(Beginning of MATERIAL SUPPLIED)

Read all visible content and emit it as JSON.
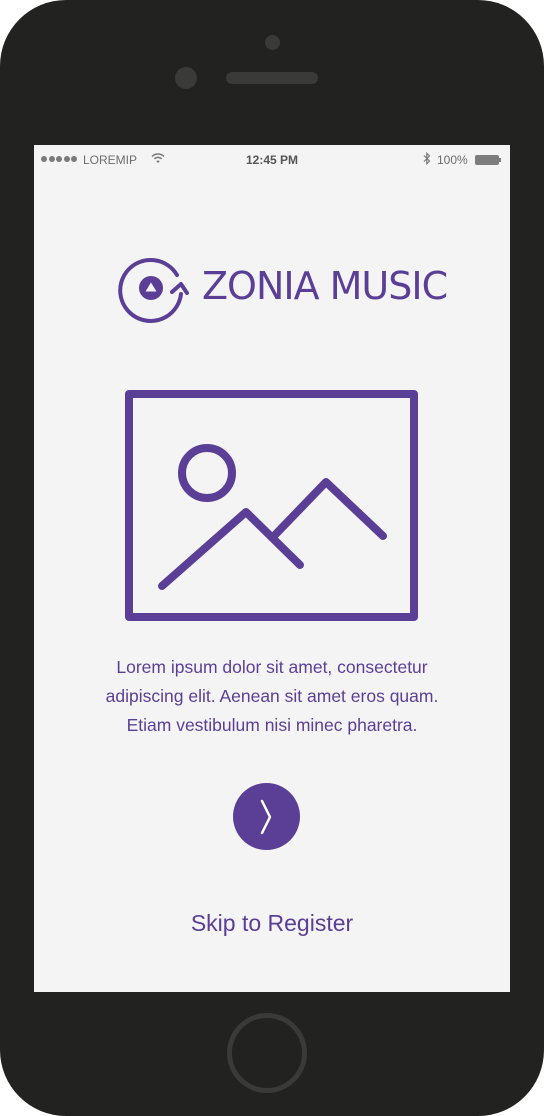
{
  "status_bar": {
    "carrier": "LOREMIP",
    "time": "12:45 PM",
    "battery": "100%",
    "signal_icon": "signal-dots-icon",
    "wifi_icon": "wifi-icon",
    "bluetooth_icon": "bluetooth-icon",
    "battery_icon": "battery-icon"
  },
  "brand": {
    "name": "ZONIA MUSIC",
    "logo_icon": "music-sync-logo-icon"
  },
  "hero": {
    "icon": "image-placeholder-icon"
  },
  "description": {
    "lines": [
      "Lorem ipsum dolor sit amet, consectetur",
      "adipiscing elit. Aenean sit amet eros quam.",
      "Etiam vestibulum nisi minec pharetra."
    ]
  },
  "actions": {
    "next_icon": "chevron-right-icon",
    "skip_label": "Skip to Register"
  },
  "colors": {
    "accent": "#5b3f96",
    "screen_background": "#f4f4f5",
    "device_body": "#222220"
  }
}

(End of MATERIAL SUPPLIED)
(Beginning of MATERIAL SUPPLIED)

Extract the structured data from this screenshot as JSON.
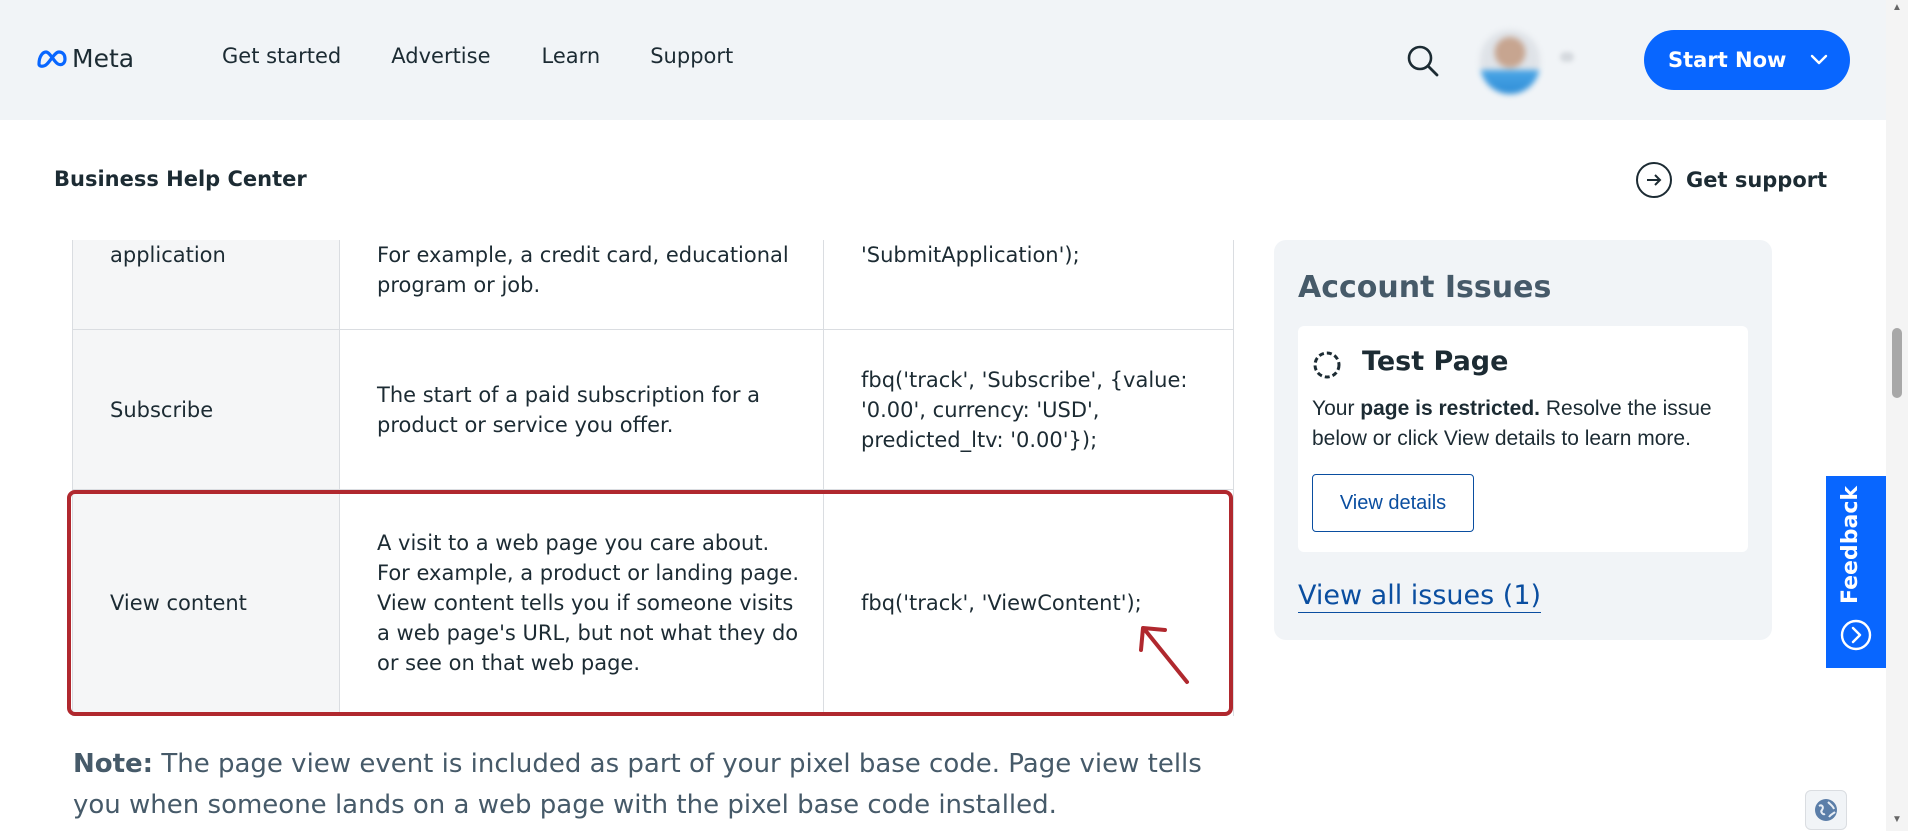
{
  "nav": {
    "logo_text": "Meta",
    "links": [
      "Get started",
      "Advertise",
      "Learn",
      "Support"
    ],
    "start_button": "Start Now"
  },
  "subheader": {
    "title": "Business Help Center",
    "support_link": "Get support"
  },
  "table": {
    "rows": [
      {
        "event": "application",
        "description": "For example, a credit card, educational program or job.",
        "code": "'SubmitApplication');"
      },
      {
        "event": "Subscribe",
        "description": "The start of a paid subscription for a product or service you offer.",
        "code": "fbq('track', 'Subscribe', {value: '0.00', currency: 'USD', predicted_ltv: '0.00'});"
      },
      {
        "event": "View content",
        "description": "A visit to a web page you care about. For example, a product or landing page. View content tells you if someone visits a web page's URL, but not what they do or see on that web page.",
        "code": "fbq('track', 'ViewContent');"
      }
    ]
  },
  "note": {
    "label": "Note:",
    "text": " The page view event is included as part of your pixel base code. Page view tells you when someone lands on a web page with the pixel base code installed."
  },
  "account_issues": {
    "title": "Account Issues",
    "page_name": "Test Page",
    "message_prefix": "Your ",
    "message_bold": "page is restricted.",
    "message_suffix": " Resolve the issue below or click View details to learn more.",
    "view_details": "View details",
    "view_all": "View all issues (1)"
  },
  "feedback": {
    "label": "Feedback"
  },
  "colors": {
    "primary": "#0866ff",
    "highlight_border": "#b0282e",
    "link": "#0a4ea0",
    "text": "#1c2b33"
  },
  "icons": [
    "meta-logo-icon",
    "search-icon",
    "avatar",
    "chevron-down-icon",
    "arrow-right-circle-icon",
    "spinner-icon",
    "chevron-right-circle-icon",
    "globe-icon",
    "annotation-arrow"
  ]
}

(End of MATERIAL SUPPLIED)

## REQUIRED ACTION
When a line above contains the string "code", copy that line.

## WRITTEN REPLY
        "code": "'SubmitApplication');"
        "code": "fbq('track', 'Subscribe', {value: '0.00', currency: 'USD', predicted_ltv: '0.00'});"
        "code": "fbq('track', 'ViewContent');"
    "text": " The page view event is included as part of your pixel base code. Page view tells you when someone lands on a web page with the pixel base code installed."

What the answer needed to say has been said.